Organic Week brings big news for BC this year as the provincial government solidifies their commitment to regulating the term organic. What does this mean for farmers, processors, and foodies alike? A whole lot less murkiness around what the word “organic” means.
Canada introduced a national certified organic label in 2009, but under the current system, any farm dealing solely within the province of BC can use the word “organic” to describe their product. This means that, while many products labeled organic are certified by national standards overseen by the Canadian Organic Regime, many may be farming organically but without certification.
Under the proposed change to mandatory certification, uncertified organic farmers and food processors will have to make a choice between getting certified or dropping the word. In turn, consumers can be confident knowing that certified organic is a choice that’s healthy for people and the planet.
Here’s why getting certified is a good idea:
Embracing Organic as a System of Production
Misunderstandings about organic food and farming are rampant. Many people mistakenly believe that organic farming can be summed up in two words: “no pesticides”. Organic is often described in terms of what it doesn’t do: use synthetic pesticides, synthetic fertilizers, GMOs, etc…. But the true nature of organic farming is better framed in positives – healthy soil, healthy ecosystems, and healthy people. Certification is the best way to demonstrate what a farmer or food producer is doing to build a better food system and ensure the health of our environment for generations to come.
The majority of people who use the term organic without being certified have the best intentions. They are likely using one or several organic principles. They have strong relationships with the people buying their food, so they may not feel they need to be certified. However, no farmer knows everything. The standards of organic certification aren’t about forcing farmers into unreasonable or impossible limitations; rather, they provide knowledge and guidance that can only help a farmer improve.
In BC, many certifying bodies are made up of fellow organic farmers. Organic certification grew out of groups of farmers getting together to talk farming philosophy and best practices, and evaluate each other’s practices. Many farmers find community, mentorship, and friends within certification. As well, you gain the support of organizations such as the Certified Organic Associations of BC (COABC), Canadian Organic Growers (COG), the Organic Federation of Canada (OFC) and the Canadian Organic Trade Association (COTA), who represent organic farmers and food processors, while promoting the development of a thriving organic sector.
It’s no secret that organic food tends to cost more. If you grow certified organic, you can command a higher price at market. As well, only certified organic products can bear that label at grocery stores or export to other provinces, so choosing to get certified can open up new markets. The financial opportunities around certified organic more than make up for the cost of certification.
Stewardship of the Land

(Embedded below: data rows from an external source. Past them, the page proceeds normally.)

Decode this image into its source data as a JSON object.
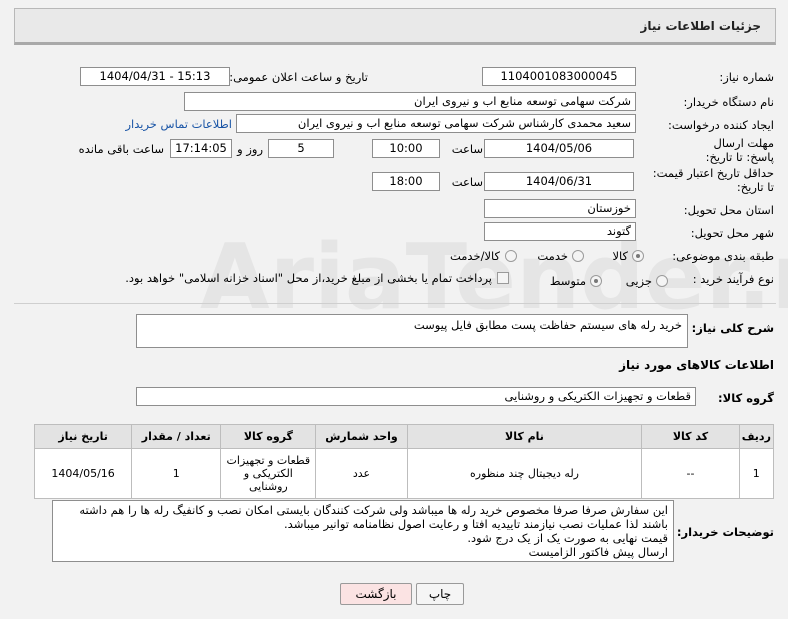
{
  "page_title": "جزئیات اطلاعات نیاز",
  "watermark": "AriaTender.net",
  "fields": {
    "need_number_label": "شماره نیاز:",
    "need_number": "1104001083000045",
    "announce_label": "تاریخ و ساعت اعلان عمومی:",
    "announce_value": "1404/04/31 - 15:13",
    "buyer_org_label": "نام دستگاه خریدار:",
    "buyer_org": "شرکت سهامی توسعه منابع اب و نیروی ایران",
    "creator_label": "ایجاد کننده درخواست:",
    "creator": "سعید محمدی کارشناس شرکت سهامی توسعه منابع اب و نیروی ایران",
    "contact_link": "اطلاعات تماس خریدار",
    "deadline_label": "مهلت ارسال پاسخ: تا تاریخ:",
    "deadline_date": "1404/05/06",
    "time_label": "ساعت",
    "deadline_time": "10:00",
    "days_value": "5",
    "days_label": "روز و",
    "remaining_time": "17:14:05",
    "remaining_label": "ساعت باقی مانده",
    "validity_label": "حداقل تاریخ اعتبار قیمت: تا تاریخ:",
    "validity_date": "1404/06/31",
    "validity_time": "18:00",
    "province_label": "استان محل تحویل:",
    "province": "خوزستان",
    "city_label": "شهر محل تحویل:",
    "city": "گتوند",
    "category_label": "طبقه بندی موضوعی:",
    "category_options": [
      "کالا",
      "خدمت",
      "کالا/خدمت"
    ],
    "process_label": "نوع فرآیند خرید :",
    "process_options": [
      "جزیی",
      "متوسط"
    ],
    "payment_note": "پرداخت تمام یا بخشی از مبلغ خرید،از محل \"اسناد خزانه اسلامی\" خواهد بود."
  },
  "description": {
    "label": "شرح کلی نیاز:",
    "value": "خرید رله های سیستم حفاظت پست مطابق فایل پیوست"
  },
  "goods_section_title": "اطلاعات کالاهای مورد نیاز",
  "goods_group": {
    "label": "گروه کالا:",
    "value": "قطعات و تجهیزات الکتریکی و روشنایی"
  },
  "table": {
    "headers": [
      "ردیف",
      "کد کالا",
      "نام کالا",
      "واحد شمارش",
      "گروه کالا",
      "تعداد / مقدار",
      "تاریخ نیاز"
    ],
    "rows": [
      [
        "1",
        "--",
        "رله دیجیتال چند منظوره",
        "عدد",
        "قطعات و تجهیزات الکتریکی و روشنایی",
        "1",
        "1404/05/16"
      ]
    ]
  },
  "buyer_notes": {
    "label": "توضیحات خریدار:",
    "lines": [
      "این سفارش صرفا صرفا مخصوص خرید رله ها میباشد ولی شرکت کنندگان بایستی امکان نصب و کانفیگ رله ها را هم داشته",
      "باشند لذا عملیات نصب نیازمند تاییدیه افتا و رعایت اصول نظامنامه توانیر میباشد.",
      "قیمت نهایی به صورت یک از یک درج شود.",
      "ارسال پیش فاکتور الزامیست"
    ]
  },
  "buttons": {
    "print": "چاپ",
    "back": "بازگشت"
  }
}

Certified organic farmers reapply for certification every year, and must outline things like crop rotation, weed management, soil fertility, animal welfare, and so much more. While organic farmers are philosophically aligned with land stewardship, certification keeps farmers accountable to this philosophy – even during the most hectic times!
All producers are encouraged to explore what certification has to offer, and discover the wealth of support available to them in the certified organic community. COABC offers online toolkits to guide producers through the certification process. This Organic Week, farmers can learn about Certification Made Easy at a number of Organic Roadshow events sponsored by the Ministry of Agriculture throughout the province of BC. Check it out – see what getting certified can do for you!